In addition to inspiring her award-winning idea, GSAL provided essential support in other key areas, Kerkebane says.
“GSAL gave me access to professors whom I was able to speak with about my project. Talking out a project with specialists is important and can help you clarify your research and write your applications.” Further, GSAL granted her access to UChicago’s fellowship advising services that provided an expert review of her application materials.
Just as important, Kerkebane says, was the sense of community GSAL provided. When she started the program, she had just moved to Chicago in the middle of a pandemic. Through GSAL, she was able to find comrades in arms.
“I met a lot of people I could share ideas with and talk about all kinds of econ concepts,” she says. “But also, going through the experience of applications can be extremely stressful, and it was really helpful to know people going through the same thing.”
Improving Refugee Allocation
In her research, Kerkebane seeks to improve one of the most challenging aspects of refugee allocation: coordinating refugees with host countries in a timely fashion.
Kerkerbane has high hopes for her contribution, and a personal stake in its success. “I have seen the algorithm I proposed work well on my current project, and it is my hope that it will have a similarly positive impact on refugees,” she says. “I’m an asylee myself, and I really wanted to contribute to that area because allocation is something that I really care about.”
After her family faced persecution, Kerkebane, then twenty-two, fled her native Algeria for the United States. Using a tourist visa, she reunited with the family who had hosted her as a high school exchange student, now supporting her as she began the lengthy process of applying for political asylum.
In the three years it took Kerkebane to receive asylum, she considered ways to improve refugee allocation. This is currently a manual process, and as such, it is expensive, time-consuming, and subject to bias. What’s more, “the current approach doesn’t take the preferences of the refugees or the communities that they’re allocated into consideration,” Kerkebane says.
In her proposal for the National Science Foundation, Kerkebane outlined an alternative approach that uses algorithms to allocate and match refugees around the world.

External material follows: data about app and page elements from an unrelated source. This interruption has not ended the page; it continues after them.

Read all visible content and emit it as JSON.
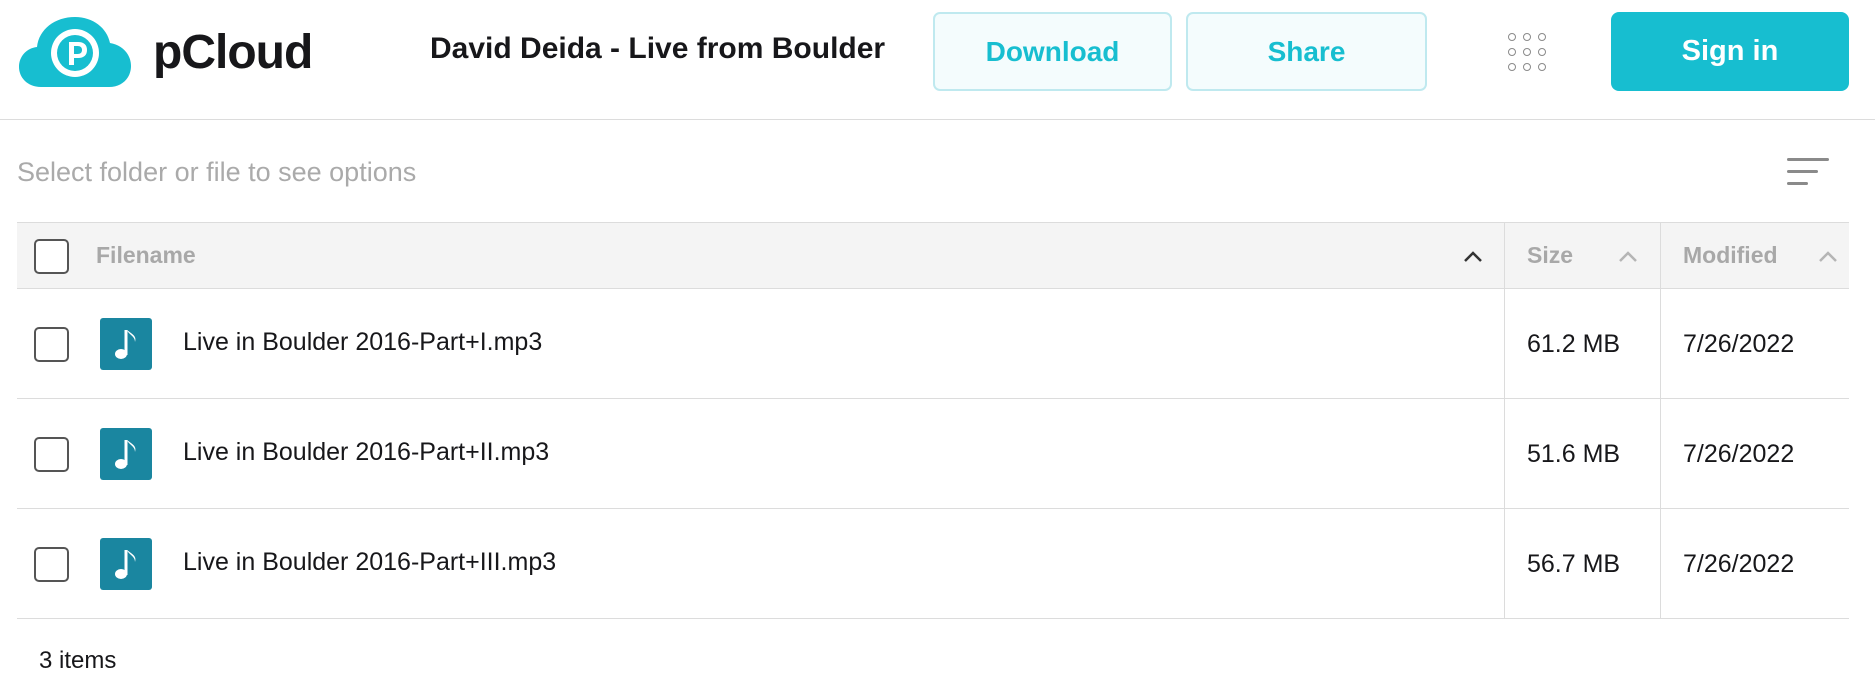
{
  "header": {
    "logo_text": "pCloud",
    "title": "David Deida - Live from Boulder",
    "download_label": "Download",
    "share_label": "Share",
    "signin_label": "Sign in",
    "apps_icon": "grid-icon"
  },
  "toolbar": {
    "hint": "Select folder or file to see options",
    "sort_icon": "sort-lines-icon"
  },
  "table": {
    "columns": {
      "filename": "Filename",
      "size": "Size",
      "modified": "Modified"
    },
    "rows": [
      {
        "name": "Live in Boulder 2016-Part+I.mp3",
        "size": "61.2 MB",
        "modified": "7/26/2022",
        "icon": "music-note-icon"
      },
      {
        "name": "Live in Boulder 2016-Part+II.mp3",
        "size": "51.6 MB",
        "modified": "7/26/2022",
        "icon": "music-note-icon"
      },
      {
        "name": "Live in Boulder 2016-Part+III.mp3",
        "size": "56.7 MB",
        "modified": "7/26/2022",
        "icon": "music-note-icon"
      }
    ]
  },
  "footer": {
    "item_count": "3 items"
  },
  "colors": {
    "accent": "#17bed0",
    "file_icon_bg": "#1a86a0",
    "button_light_bg": "#f4fcfd",
    "button_light_border": "#bfe9ef"
  }
}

“The approach I’m proposing will be able to carry out the matches more effectively and a lot faster, which means people’s time in conflict will be reduced,” she explains. “The magnitude of today’s refugee crisis—26.4 million persons and growing—means that even small efficiency gains have large benefits, especially for the world’s most disadvantaged.”